Summary of winter survival strategies of pests
When the winter rolls in, bears go into hibernation; birds migrate south and we, as humans, layer up to stay warm through the winter months. But what happens to pests like ants, mosquitoes and termites? Many people believe they die off, but the truth is that these and other bugs have evolved many techniques to make it through the winter. Learn more about how pests survive the harsh winter conditions.
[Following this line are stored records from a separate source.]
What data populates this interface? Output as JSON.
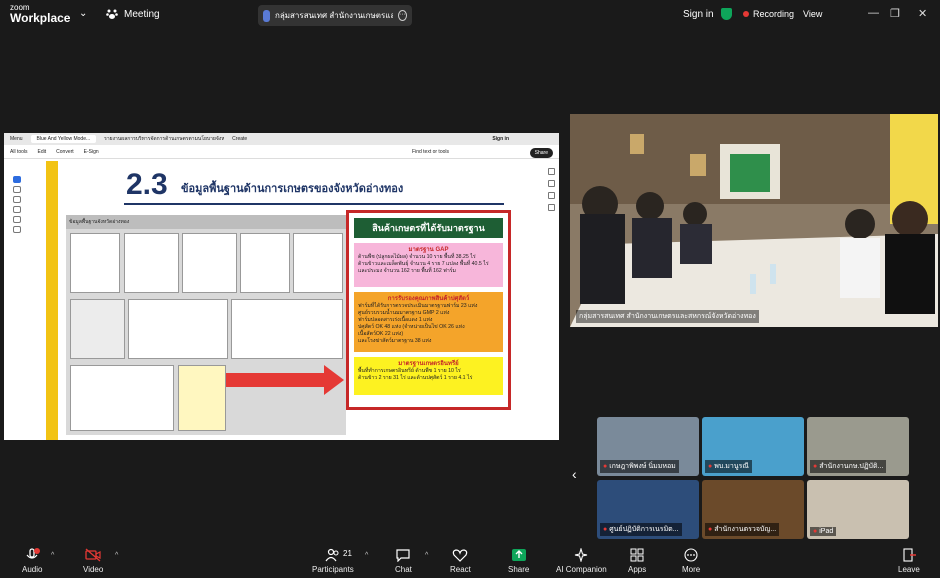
{
  "app": {
    "logo_top": "zoom",
    "logo_bottom": "Workplace",
    "meeting_label": "Meeting",
    "sign_in": "Sign in",
    "recording": "Recording",
    "view": "View"
  },
  "meeting_title": "กลุ่มสารสนเทศ สำนักงานเกษตรและสหกรณ์จังหวัดอ่างทอง",
  "shared_screen": {
    "menu": "Menu",
    "tab1": "Blue And Yellow Mode...",
    "tab2": "รายงานผลการบริหารจัดการด้านเกษตรตามนโยบายจังหวัด",
    "create": "Create",
    "sign_in": "Sign in",
    "tools": [
      "All tools",
      "Edit",
      "Convert",
      "E-Sign"
    ],
    "find": "Find text or tools",
    "share": "Share",
    "slide_number": "2.3",
    "slide_title": "ข้อมูลพื้นฐานด้านการเกษตรของจังหวัดอ่างทอง",
    "infographic_title": "ข้อมูลพื้นฐานจังหวัดอ่างทอง",
    "panel_title": "สินค้าเกษตรที่ได้รับมาตรฐาน",
    "card1": {
      "heading": "มาตรฐาน GAP",
      "lines": [
        "ด้านพืช (ปลูกผลไม้ผล) จำนวน 10 ราย พื้นที่ 38.25 ไร่",
        "ด้านข้าวและเมล็ดพันธุ์ จำนวน 4 ราย 7 แปลง พื้นที่ 40.5 ไร่",
        "และประมง จำนวน 162 ราย พื้นที่ 162 ฟาร์ม"
      ]
    },
    "card2": {
      "heading": "การรับรองคุณภาพสินค้าปศุสัตว์",
      "lines": [
        "ฟาร์มที่ได้รับการตรวจประเมินมาตรฐานฟาร์ม 23 แห่ง",
        "ศูนย์รวบรวมน้ำนมมาตรฐาน GMP 2 แห่ง",
        "ฟาร์มปลอดสารเร่งเนื้อแดง 1 แห่ง",
        "ปศุสัตว์ OK 48 แห่ง (จำหน่ายเป็นไข่ OK 26 แห่ง",
        "เนื้อสัตว์OK 22 แห่ง)",
        "และโรงฆ่าสัตว์มาตรฐาน 38 แห่ง"
      ]
    },
    "card3": {
      "heading": "มาตรฐานเกษตรอินทรีย์",
      "lines": [
        "พื้นที่ทำการเกษตรอินทรีย์ ด้านพืช 1 ราย 10 ไร่",
        "ด้านข้าว 2 ราย 31 ไร่ และด้านปศุสัตว์ 1 ราย 4.1 ไร่"
      ]
    }
  },
  "main_camera_label": "กลุ่มสารสนเทศ สำนักงานเกษตรและสหกรณ์จังหวัดอ่างทอง",
  "gallery": [
    {
      "name": "เกษฎาพิพงษ์ นิ่มมหอม"
    },
    {
      "name": "พบ.มานูรณี"
    },
    {
      "name": "สำนักงานกษ.ปฏิบัติ..."
    },
    {
      "name": "ศูนย์ปฏิบัติการเนรมิต..."
    },
    {
      "name": "สำนักงานตรวจบัญ..."
    },
    {
      "name": "iPad"
    }
  ],
  "toolbar": {
    "audio": "Audio",
    "video": "Video",
    "participants": "Participants",
    "participants_count": "21",
    "chat": "Chat",
    "react": "React",
    "share": "Share",
    "ai": "AI Companion",
    "apps": "Apps",
    "more": "More",
    "leave": "Leave"
  },
  "colors": {
    "share_green": "#0ea55a",
    "leave_red": "#e53935",
    "panel_green": "#1e5e34"
  }
}
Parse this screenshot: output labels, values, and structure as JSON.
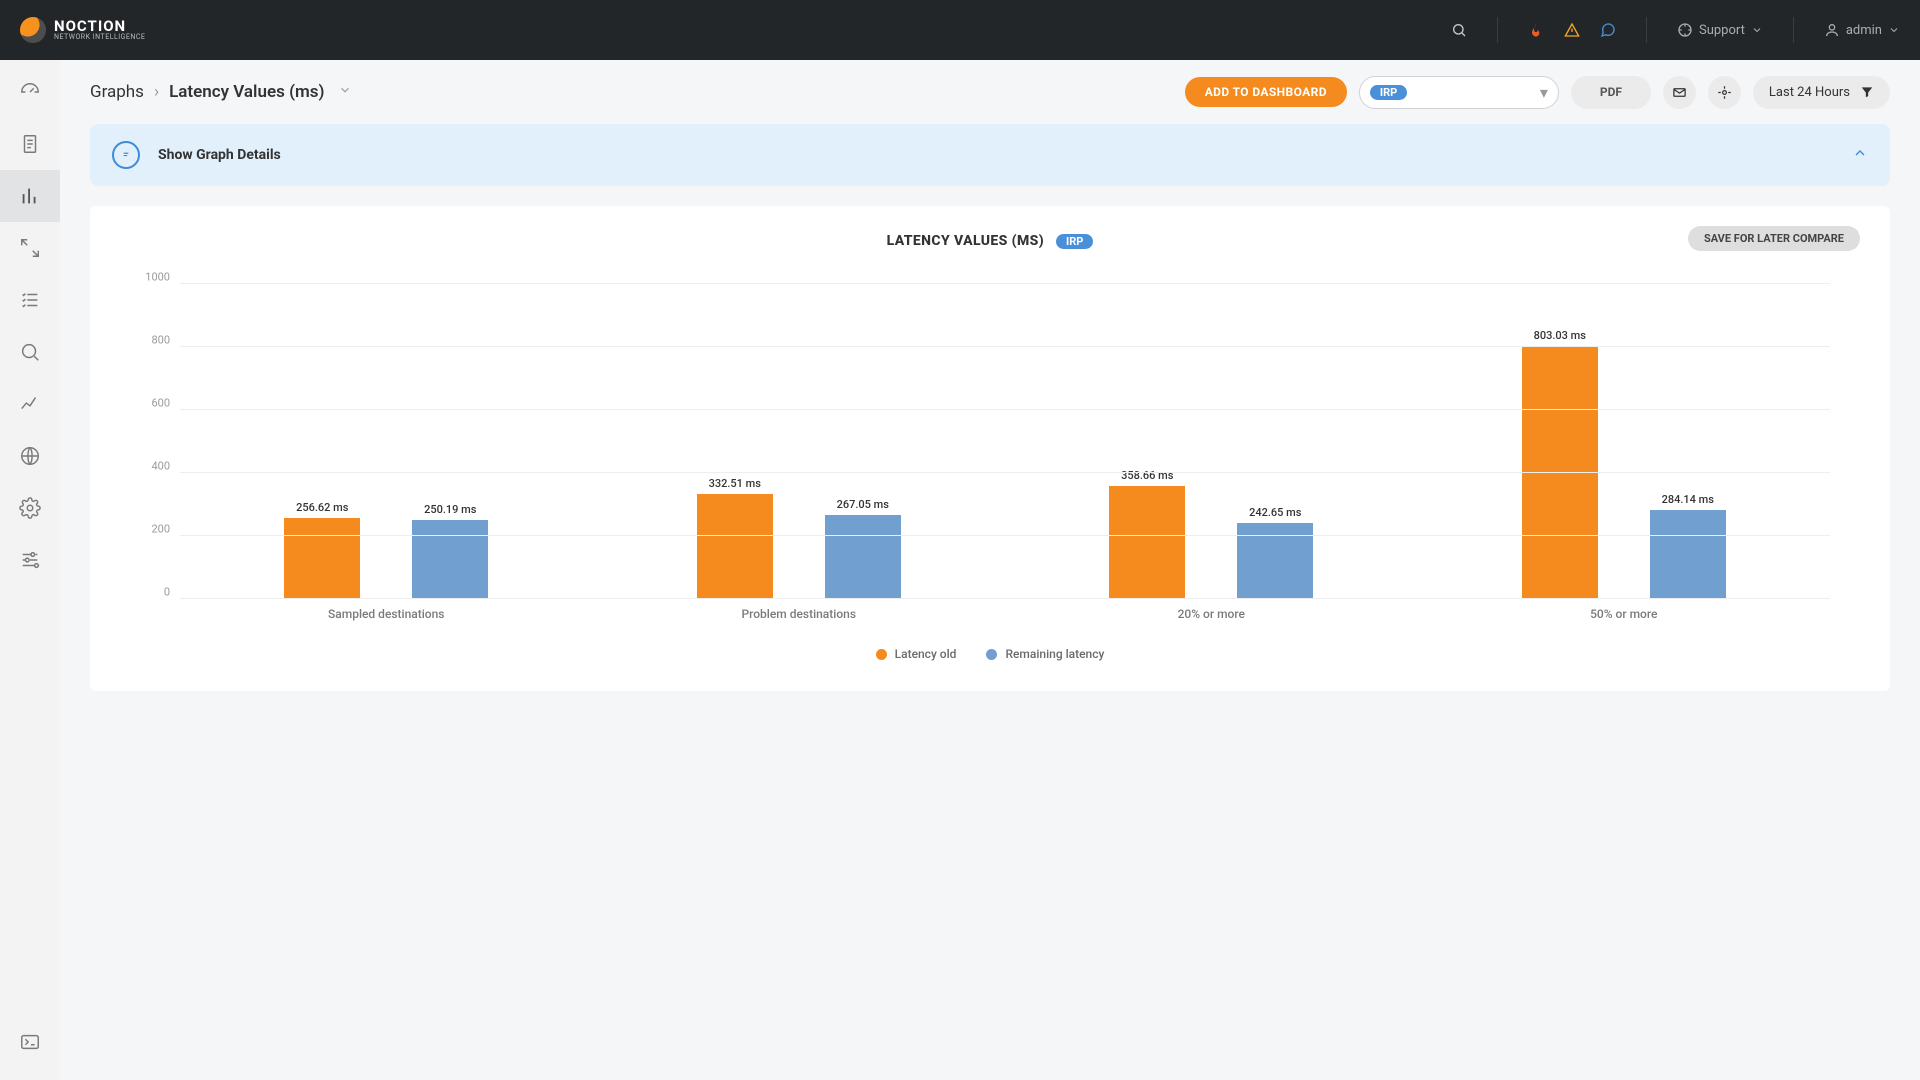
{
  "header": {
    "brand": "NOCTION",
    "brand_sub": "NETWORK INTELLIGENCE",
    "support_label": "Support",
    "user_label": "admin"
  },
  "breadcrumb": {
    "root": "Graphs",
    "leaf": "Latency Values (ms)"
  },
  "actions": {
    "add_dashboard": "ADD TO DASHBOARD",
    "irp_badge": "IRP",
    "pdf": "PDF",
    "timerange": "Last 24 Hours"
  },
  "details_banner": "Show Graph Details",
  "chart": {
    "title": "LATENCY VALUES (MS)",
    "title_badge": "IRP",
    "save_compare": "SAVE FOR LATER COMPARE",
    "legend_old": "Latency old",
    "legend_new": "Remaining latency",
    "value_unit": "ms"
  },
  "chart_data": {
    "type": "bar",
    "title": "LATENCY VALUES (MS)",
    "xlabel": "",
    "ylabel": "",
    "ylim": [
      0,
      1000
    ],
    "y_ticks": [
      0,
      200,
      400,
      600,
      800,
      1000
    ],
    "categories": [
      "Sampled destinations",
      "Problem destinations",
      "20% or more",
      "50% or more"
    ],
    "series": [
      {
        "name": "Latency old",
        "color": "#f58b1f",
        "values": [
          256.62,
          332.51,
          358.66,
          803.03
        ]
      },
      {
        "name": "Remaining latency",
        "color": "#719fcf",
        "values": [
          250.19,
          267.05,
          242.65,
          284.14
        ]
      }
    ]
  }
}
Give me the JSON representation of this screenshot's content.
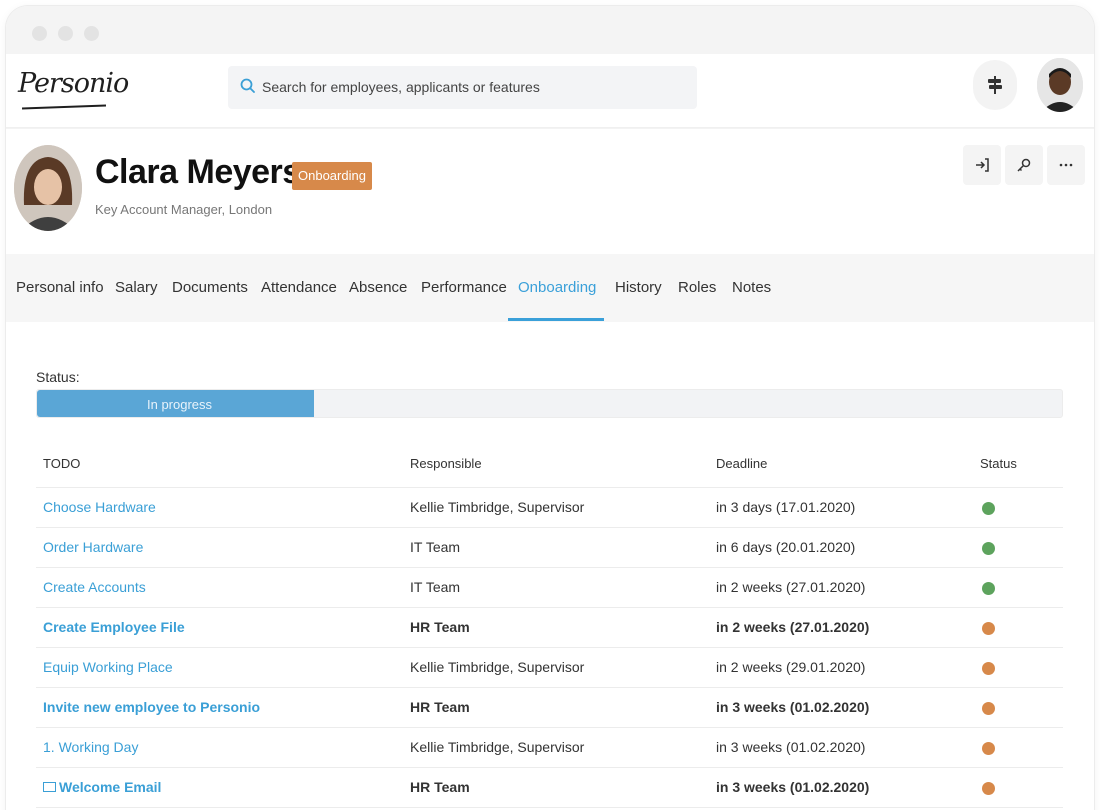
{
  "brand": {
    "logo_text": "Personio"
  },
  "search": {
    "placeholder": "Search for employees, applicants or features"
  },
  "profile": {
    "name": "Clara Meyers",
    "badge": "Onboarding",
    "subtitle": "Key Account Manager, London"
  },
  "tabs": [
    {
      "label": "Personal info",
      "active": false
    },
    {
      "label": "Salary",
      "active": false
    },
    {
      "label": "Documents",
      "active": false
    },
    {
      "label": "Attendance",
      "active": false
    },
    {
      "label": "Absence",
      "active": false
    },
    {
      "label": "Performance",
      "active": false
    },
    {
      "label": "Onboarding",
      "active": true
    },
    {
      "label": "History",
      "active": false
    },
    {
      "label": "Roles",
      "active": false
    },
    {
      "label": "Notes",
      "active": false
    }
  ],
  "onboarding": {
    "status_label": "Status:",
    "progress_text": "In progress",
    "progress_fraction": 0.27,
    "columns": {
      "todo": "TODO",
      "responsible": "Responsible",
      "deadline": "Deadline",
      "status": "Status"
    },
    "rows": [
      {
        "todo": "Choose Hardware",
        "responsible": "Kellie Timbridge, Supervisor",
        "deadline": "in 3 days (17.01.2020)",
        "status": "green",
        "bold": false
      },
      {
        "todo": "Order Hardware",
        "responsible": "IT Team",
        "deadline": "in 6 days (20.01.2020)",
        "status": "green",
        "bold": false
      },
      {
        "todo": "Create Accounts",
        "responsible": "IT Team",
        "deadline": "in 2 weeks (27.01.2020)",
        "status": "green",
        "bold": false
      },
      {
        "todo": "Create Employee File",
        "responsible": "HR Team",
        "deadline": "in 2 weeks (27.01.2020)",
        "status": "orange",
        "bold": true
      },
      {
        "todo": "Equip Working Place",
        "responsible": "Kellie Timbridge, Supervisor",
        "deadline": "in 2 weeks (29.01.2020)",
        "status": "orange",
        "bold": false
      },
      {
        "todo": "Invite new employee to Personio",
        "responsible": "HR Team",
        "deadline": "in 3 weeks (01.02.2020)",
        "status": "orange",
        "bold": true
      },
      {
        "todo": "1. Working Day",
        "responsible": "Kellie Timbridge, Supervisor",
        "deadline": "in 3 weeks (01.02.2020)",
        "status": "orange",
        "bold": false
      },
      {
        "todo": "Welcome Email",
        "responsible": "HR Team",
        "deadline": "in 3 weeks (01.02.2020)",
        "status": "orange",
        "bold": true,
        "icon": "mail-icon"
      }
    ]
  },
  "colors": {
    "accent": "#3aa0d9",
    "badge": "#d7894a",
    "status_green": "#5da35d",
    "status_orange": "#d7894a"
  }
}
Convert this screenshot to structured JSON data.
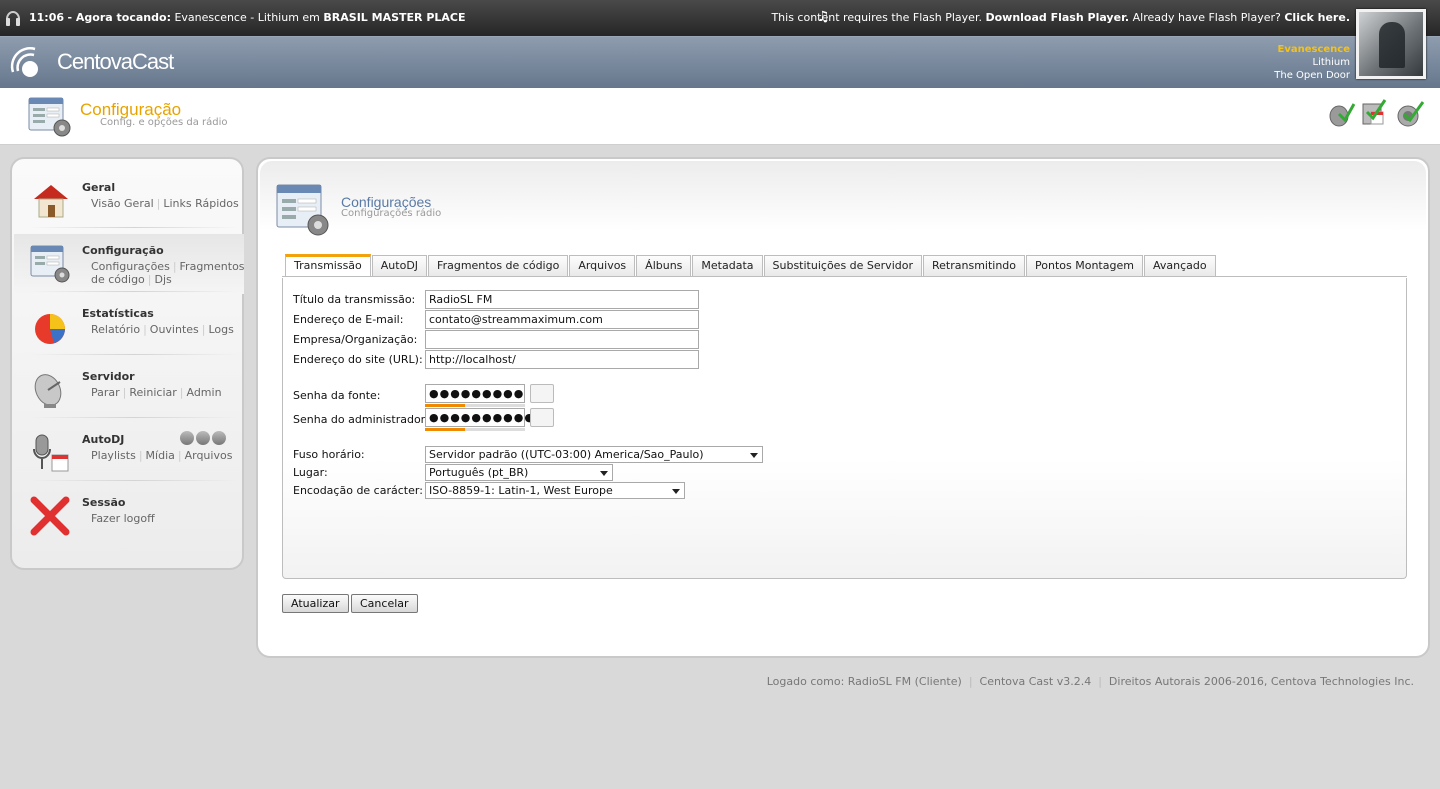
{
  "topbar": {
    "time": "11:06",
    "now_playing_label": "Agora tocando:",
    "now_playing_track": "Evanescence - Lithium em",
    "station": "BRASIL MASTER PLACE",
    "flash_msg": "This content requires the Flash Player.",
    "flash_download": "Download Flash Player.",
    "flash_have": "Already have Flash Player?",
    "flash_click": "Click here."
  },
  "header": {
    "logo": "CentovaCast",
    "artist": "Evanescence",
    "title": "Lithium",
    "album": "The Open Door"
  },
  "page": {
    "title": "Configuração",
    "subtitle": "Config. e opções da rádio"
  },
  "sidebar": {
    "geral": {
      "title": "Geral",
      "links": [
        "Visão Geral",
        "Links Rápidos"
      ]
    },
    "config": {
      "title": "Configuração",
      "links": [
        "Configurações",
        "Fragmentos de código",
        "Djs"
      ]
    },
    "stats": {
      "title": "Estatísticas",
      "links": [
        "Relatório",
        "Ouvintes",
        "Logs"
      ]
    },
    "server": {
      "title": "Servidor",
      "links": [
        "Parar",
        "Reiniciar",
        "Admin"
      ]
    },
    "autodj": {
      "title": "AutoDJ",
      "links": [
        "Playlists",
        "Mídia",
        "Arquivos"
      ]
    },
    "session": {
      "title": "Sessão",
      "links": [
        "Fazer logoff"
      ]
    }
  },
  "main": {
    "title": "Configurações",
    "subtitle": "Configurações rádio",
    "tabs": [
      "Transmissão",
      "AutoDJ",
      "Fragmentos de código",
      "Arquivos",
      "Álbuns",
      "Metadata",
      "Substituições de Servidor",
      "Retransmitindo",
      "Pontos Montagem",
      "Avançado"
    ]
  },
  "form": {
    "title_label": "Título da transmissão:",
    "title_value": "RadioSL FM",
    "email_label": "Endereço de E-mail:",
    "email_value": "contato@streammaximum.com",
    "org_label": "Empresa/Organização:",
    "org_value": "",
    "url_label": "Endereço do site (URL):",
    "url_value": "http://localhost/",
    "source_pw_label": "Senha da fonte:",
    "source_pw_value": "●●●●●●●●●",
    "admin_pw_label": "Senha do administrador:",
    "admin_pw_value": "●●●●●●●●●●●",
    "tz_label": "Fuso horário:",
    "tz_value": "Servidor padrão ((UTC-03:00) America/Sao_Paulo)",
    "locale_label": "Lugar:",
    "locale_value": "Português (pt_BR)",
    "charset_label": "Encodação de carácter:",
    "charset_value": "ISO-8859-1: Latin-1, West Europe"
  },
  "buttons": {
    "update": "Atualizar",
    "cancel": "Cancelar"
  },
  "footer": {
    "logged": "Logado como: RadioSL FM (Cliente)",
    "version": "Centova Cast v3.2.4",
    "copyright": "Direitos Autorais 2006-2016, Centova Technologies Inc."
  }
}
It’s not all that often you see an army of ants marching across the kitchen counter in the dead of winter. However, that doesn’t mean they aren’t nearby. Ants are very successful at overwintering in the great outdoors, including our yards. During the fall months, they indulge in vast amounts of food to put on fat to survive for weeks on end without eating. As the winter chill arrives, their body temperature – and productivity – significantly decreases, so they seal up their colony and hunker down in deep soil or under rocks until spring has sprung. Once the temperature rises, ants will emerge from their overwintering sites, full of energy and ready to crash the next backyard barbecue.
Bed bugs can withstand temperatures from nearly freezing to 122 degrees Fahrenheit, which makes controlling them extremely difficult. However, they often succumb after a few days of exposure to temperatures below 32 degrees Fahrenheit. The bad news is our homes provide the perfect habitat for bed bugs to survive during the winter months.
Cockroaches have been around for millions of years, evolving into some of the most adaptable creatures in the world. But, are they able to survive the cold weather? Generally speaking, most types of cockroaches can survive year-round, as long as they have easy access to a warm, moist environment. The German cockroach, for example, prefers a humid indoor habitat close to food and moisture sources. As such, this species often makes itself quite comfortable in residential kitchens and bathrooms, especially during the winter months. The American cockroach, on the other hand, will live outdoors in warmer climates. Once the temperature dips, this type of cockroach will mass migrate into homes or larger commercial buildings such as restaurants, grocery stores, food processing plants and hospitals.
Encountering mosquitoes – and those itchy, red mosquito bites – is inevitable when spending time outdoors during the summer months. But, you might be surprised to find out that mosquitoes don’t fall away when Old Man Winter moves in. Contrary to popular belief, these biting insects overwinter or hibernate, in protected places like hollow logs. As the weather conditions improve, female mosquitoes awaken and seek out a blood source to feed and begin developing eggs. Watch this video to find out what happens to mosquito larvae, too.
What happens to termites during the winter is highly influenced by the particular species and the climate they live in. In colder climates, subterranean termites will dig deeper into the soil – below the frost line – to stay warm. Other species like drywood termites will seek out dry wood for shelter. After the last freeze, typically in the springtime, when the temperature reaches about 70 degrees Fahrenheit, young male and female termite swarmers emerge from their nests to find a mate and new nest location, which often can be inside our homes. In warmer climates or heated homes, where the temperature is controlled, termites can be active year-round.
Now that you know many common household pests can survive the winter season, it’s essential to take the necessary steps to pest-proof the home. Click here to find out what renowned home improvement expert Bob Vila says you can do to help defend the house against pests this winter.